it'll be interesting to see what that psychiatrist comes up with after evaluating them for 2 months.
 

·
Registered
Joined
·
19,161 Posts
I would trust her at sea more than myself.
So, probably, would I. I'm an only average sailor.
In the US, one can fly a plane solo at the age of 16.
If it is a no engine glider you can also do that in most EU countries. Under an instructors supervision (he has to be on the plane) you can fly your lessons on an engine job earlier. But most don't since they have to wait for the right age to get their PPL. It's linked to the legal age for getting a driver's licence (18).
Children can own guns or do other dangerous things
Well, not in the Netherlands nor anywhere else in the EU.
like scuba diving
yep, same here, but not alone
or spelunking.
Not in the Netherlands nor.......
Then why not sailing?
Same reasona s with the plane. NOT alone.
I had my first motorcycle license at age 14 and could have easily headed in any direction.
And what would have happened in a traffic control 500 miles from your home???

At what age in Europe can a child get a pass to travel the continent by train?
Earlier. As long as they're on the train it is assumed that they'll be picked up by authorized adults at their destination. They've got a tag around their neck. And train personnel is supposed to keep an eye o them.
Is Napoli or Moscow any safer than Panama? What about other EU destinations?
If I leave my pool uncovered and, more importantly, unfenced and the neighbors' child stumbles in and drowns, I am responsible. I shoulda known and watched out. The neighbor's are equally to blame, more even. If it's my own child I've really had it for having a pool at all since I felt no need to secure it.

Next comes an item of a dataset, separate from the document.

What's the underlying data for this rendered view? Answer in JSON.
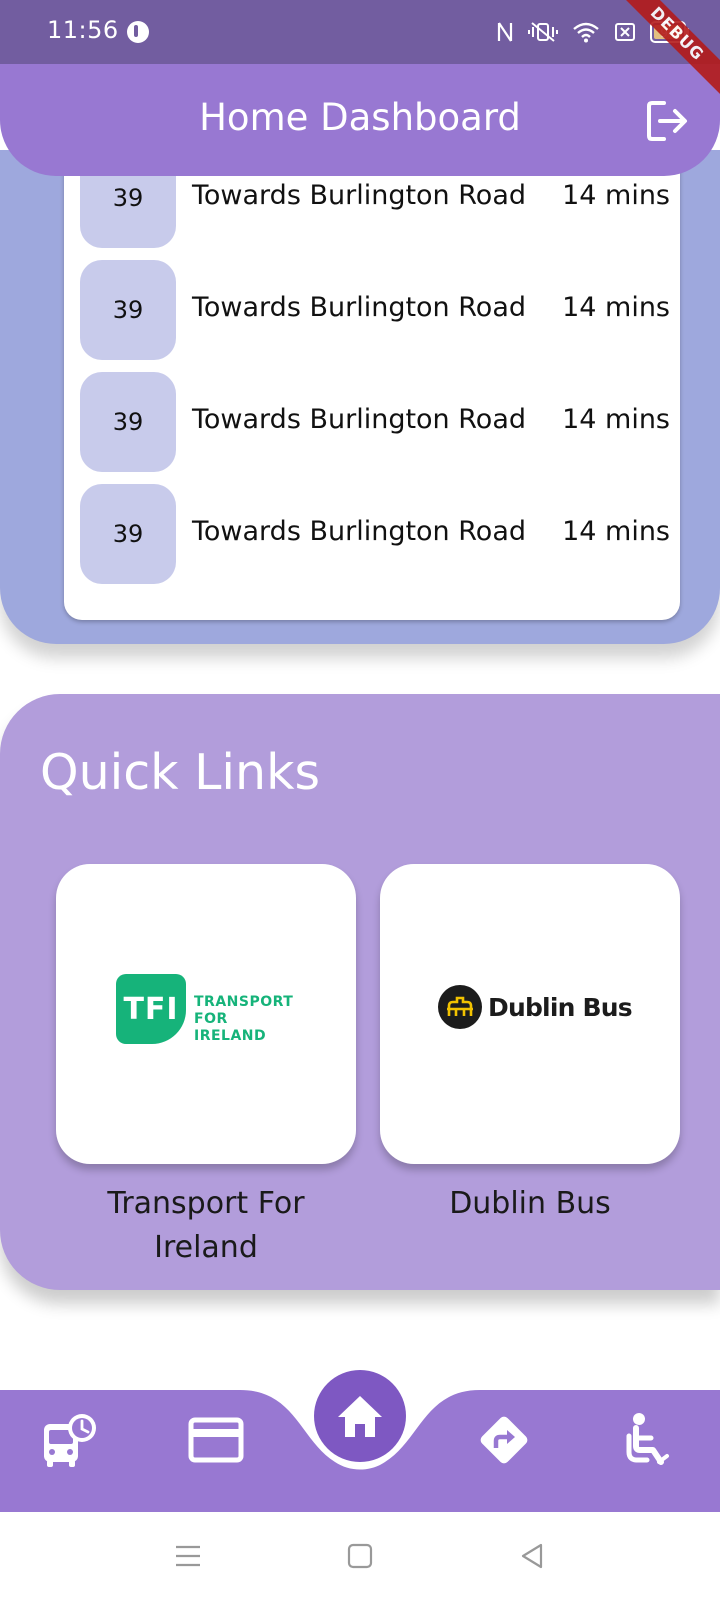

Napoli, Moscow, Panama have got nothing to do with it. If I don't provide it doesn't matter WHERE I don't do it.

I say let her spread her sails but keep constant radio contact, weather tracking, and someone trusted at every port (but these would do for an adult except for the last).
Having gotten this far let me point out that the whole thing is moot anyway.

Being Dutch she requires a licence for any motor driven boat or anything over 15 m. This thing will have a motor. It had better have because if her way around it is sailing a boat that has no auxiliary at all that clinches it for me. NO TRIP. Not even on an inland sea.

And by Netherland law you have to be 18 to get the licence.

However, I do agree that the court should have discretion and that the situation should be evaluated by a third party. Child neglect cases often require court discretion.
We agree.
Otherwise, I don't see this as neglect at all.
We disagree.
I see parents allowing their child to go for it.
I'm nowhere in favor of pampering or over-protection. On the contrary I abhor it when a child's potential is underestimated on some silly conventional premise. I've loved to see them grow and achieve.

But all in its time. I was still a minor (by law and a considerable time span to go) when I left home. Some of the things I survived were down to pure luck and had nothing to do with any capacities of mine.
 

·
Registered
Joined
·
18,286 Posts
Discussion Starter · #20 ·
But all in its time. I was still a minor (by law and a considerable time span to go) when I left home. Some of the things I survived were down to pure luck and had nothing to do with any capacities of mine.
you are tho, Derek, making the arguement that is at the heart of this family's decision.
for whatever reason (and they aren't necessary here), you were "driven" to take a risk....by all appearances, the experiences of that adventure shaped your life....taught you the value of good fortune and the tell tale signs of imminent bad fortune....provided you with a unique blend of discernment and adventure that -arguably- you may never have had the opprotunity to explore had you accepted the authority insisting that you do something else....

which is not to deny that you MIGHT have turned out a criminal, a street person, or dead....but the experience also showed you -i'll wager- something of the both the potential, and the limitations, of your undiscovered capacities.

the fact that the statements of this girl don't reveal any desire for "rebellion" from either her parents or the state is telling, imo....pointing to a magnitude of mutual consideration between she and her parents that has yet to be revealed.
 
1 - 20 of 54 Posts
Top